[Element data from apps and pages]
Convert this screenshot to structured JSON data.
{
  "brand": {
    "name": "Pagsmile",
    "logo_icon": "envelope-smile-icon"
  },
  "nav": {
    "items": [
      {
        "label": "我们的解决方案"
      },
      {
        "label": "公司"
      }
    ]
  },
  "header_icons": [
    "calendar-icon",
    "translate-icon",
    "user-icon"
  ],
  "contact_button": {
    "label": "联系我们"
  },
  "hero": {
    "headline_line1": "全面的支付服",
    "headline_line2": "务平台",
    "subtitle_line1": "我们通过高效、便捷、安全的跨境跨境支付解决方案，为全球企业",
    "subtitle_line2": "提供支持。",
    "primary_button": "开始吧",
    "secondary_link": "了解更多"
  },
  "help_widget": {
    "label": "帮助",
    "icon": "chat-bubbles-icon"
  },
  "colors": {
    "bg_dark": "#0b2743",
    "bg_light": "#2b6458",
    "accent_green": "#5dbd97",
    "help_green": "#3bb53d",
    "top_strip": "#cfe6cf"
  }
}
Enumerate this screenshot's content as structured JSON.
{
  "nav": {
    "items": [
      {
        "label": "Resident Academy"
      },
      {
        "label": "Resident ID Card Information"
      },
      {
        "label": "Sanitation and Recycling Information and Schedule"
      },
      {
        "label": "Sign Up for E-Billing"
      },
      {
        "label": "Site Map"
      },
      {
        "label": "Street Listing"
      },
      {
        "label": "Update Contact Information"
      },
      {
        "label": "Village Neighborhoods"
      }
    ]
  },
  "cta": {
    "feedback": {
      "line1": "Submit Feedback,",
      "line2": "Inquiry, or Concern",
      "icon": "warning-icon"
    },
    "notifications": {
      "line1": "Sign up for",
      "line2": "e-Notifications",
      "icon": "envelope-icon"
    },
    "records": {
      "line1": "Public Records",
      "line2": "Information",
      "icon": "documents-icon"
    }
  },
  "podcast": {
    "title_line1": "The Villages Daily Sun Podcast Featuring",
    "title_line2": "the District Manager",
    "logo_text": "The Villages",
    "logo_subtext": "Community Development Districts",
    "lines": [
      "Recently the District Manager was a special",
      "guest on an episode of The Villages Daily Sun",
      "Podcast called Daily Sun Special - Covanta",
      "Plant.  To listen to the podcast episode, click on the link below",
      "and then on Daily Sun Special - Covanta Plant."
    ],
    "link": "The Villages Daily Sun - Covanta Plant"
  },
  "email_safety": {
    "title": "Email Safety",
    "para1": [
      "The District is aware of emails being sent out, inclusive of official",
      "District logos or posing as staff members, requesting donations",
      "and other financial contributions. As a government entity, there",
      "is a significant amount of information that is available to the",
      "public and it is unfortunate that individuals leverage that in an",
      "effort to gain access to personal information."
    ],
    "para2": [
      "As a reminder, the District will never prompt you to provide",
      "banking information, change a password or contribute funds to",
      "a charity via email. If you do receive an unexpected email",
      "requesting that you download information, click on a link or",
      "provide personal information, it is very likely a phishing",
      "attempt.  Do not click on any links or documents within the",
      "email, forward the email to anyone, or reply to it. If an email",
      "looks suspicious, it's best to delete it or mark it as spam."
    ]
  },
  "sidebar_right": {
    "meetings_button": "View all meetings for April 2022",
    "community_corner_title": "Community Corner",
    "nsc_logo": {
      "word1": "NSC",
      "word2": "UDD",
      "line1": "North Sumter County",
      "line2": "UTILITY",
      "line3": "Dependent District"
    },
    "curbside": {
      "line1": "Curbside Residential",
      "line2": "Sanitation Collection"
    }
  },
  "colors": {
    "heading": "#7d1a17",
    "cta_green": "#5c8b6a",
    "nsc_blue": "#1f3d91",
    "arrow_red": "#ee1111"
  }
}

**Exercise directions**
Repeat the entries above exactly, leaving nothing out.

**Solution below**
Convert this screenshot to structured JSON data.
{
  "brand": {
    "name": "Pagsmile",
    "logo_icon": "envelope-smile-icon"
  },
  "nav": {
    "items": [
      {
        "label": "我们的解决方案"
      },
      {
        "label": "公司"
      }
    ]
  },
  "header_icons": [
    "calendar-icon",
    "translate-icon",
    "user-icon"
  ],
  "contact_button": {
    "label": "联系我们"
  },
  "hero": {
    "headline_line1": "全面的支付服",
    "headline_line2": "务平台",
    "subtitle_line1": "我们通过高效、便捷、安全的跨境跨境支付解决方案，为全球企业",
    "subtitle_line2": "提供支持。",
    "primary_button": "开始吧",
    "secondary_link": "了解更多"
  },
  "help_widget": {
    "label": "帮助",
    "icon": "chat-bubbles-icon"
  },
  "colors": {
    "bg_dark": "#0b2743",
    "bg_light": "#2b6458",
    "accent_green": "#5dbd97",
    "help_green": "#3bb53d",
    "top_strip": "#cfe6cf"
  }
}
Enumerate this screenshot's content as structured JSON.
{
  "nav": {
    "items": [
      {
        "label": "Resident Academy"
      },
      {
        "label": "Resident ID Card Information"
      },
      {
        "label": "Sanitation and Recycling Information and Schedule"
      },
      {
        "label": "Sign Up for E-Billing"
      },
      {
        "label": "Site Map"
      },
      {
        "label": "Street Listing"
      },
      {
        "label": "Update Contact Information"
      },
      {
        "label": "Village Neighborhoods"
      }
    ]
  },
  "cta": {
    "feedback": {
      "line1": "Submit Feedback,",
      "line2": "Inquiry, or Concern",
      "icon": "warning-icon"
    },
    "notifications": {
      "line1": "Sign up for",
      "line2": "e-Notifications",
      "icon": "envelope-icon"
    },
    "records": {
      "line1": "Public Records",
      "line2": "Information",
      "icon": "documents-icon"
    }
  },
  "podcast": {
    "title_line1": "The Villages Daily Sun Podcast Featuring",
    "title_line2": "the District Manager",
    "logo_text": "The Villages",
    "logo_subtext": "Community Development Districts",
    "lines": [
      "Recently the District Manager was a special",
      "guest on an episode of The Villages Daily Sun",
      "Podcast called Daily Sun Special - Covanta",
      "Plant.  To listen to the podcast episode, click on the link below",
      "and then on Daily Sun Special - Covanta Plant."
    ],
    "link": "The Villages Daily Sun - Covanta Plant"
  },
  "email_safety": {
    "title": "Email Safety",
    "para1": [
      "The District is aware of emails being sent out, inclusive of official",
      "District logos or posing as staff members, requesting donations",
      "and other financial contributions. As a government entity, there",
      "is a significant amount of information that is available to the",
      "public and it is unfortunate that individuals leverage that in an",
      "effort to gain access to personal information."
    ],
    "para2": [
      "As a reminder, the District will never prompt you to provide",
      "banking information, change a password or contribute funds to",
      "a charity via email. If you do receive an unexpected email",
      "requesting that you download information, click on a link or",
      "provide personal information, it is very likely a phishing",
      "attempt.  Do not click on any links or documents within the",
      "email, forward the email to anyone, or reply to it. If an email",
      "looks suspicious, it's best to delete it or mark it as spam."
    ]
  },
  "sidebar_right": {
    "meetings_button": "View all meetings for April 2022",
    "community_corner_title": "Community Corner",
    "nsc_logo": {
      "word1": "NSC",
      "word2": "UDD",
      "line1": "North Sumter County",
      "line2": "UTILITY",
      "line3": "Dependent District"
    },
    "curbside": {
      "line1": "Curbside Residential",
      "line2": "Sanitation Collection"
    }
  },
  "colors": {
    "heading": "#7d1a17",
    "cta_green": "#5c8b6a",
    "nsc_blue": "#1f3d91",
    "arrow_red": "#ee1111"
  }
}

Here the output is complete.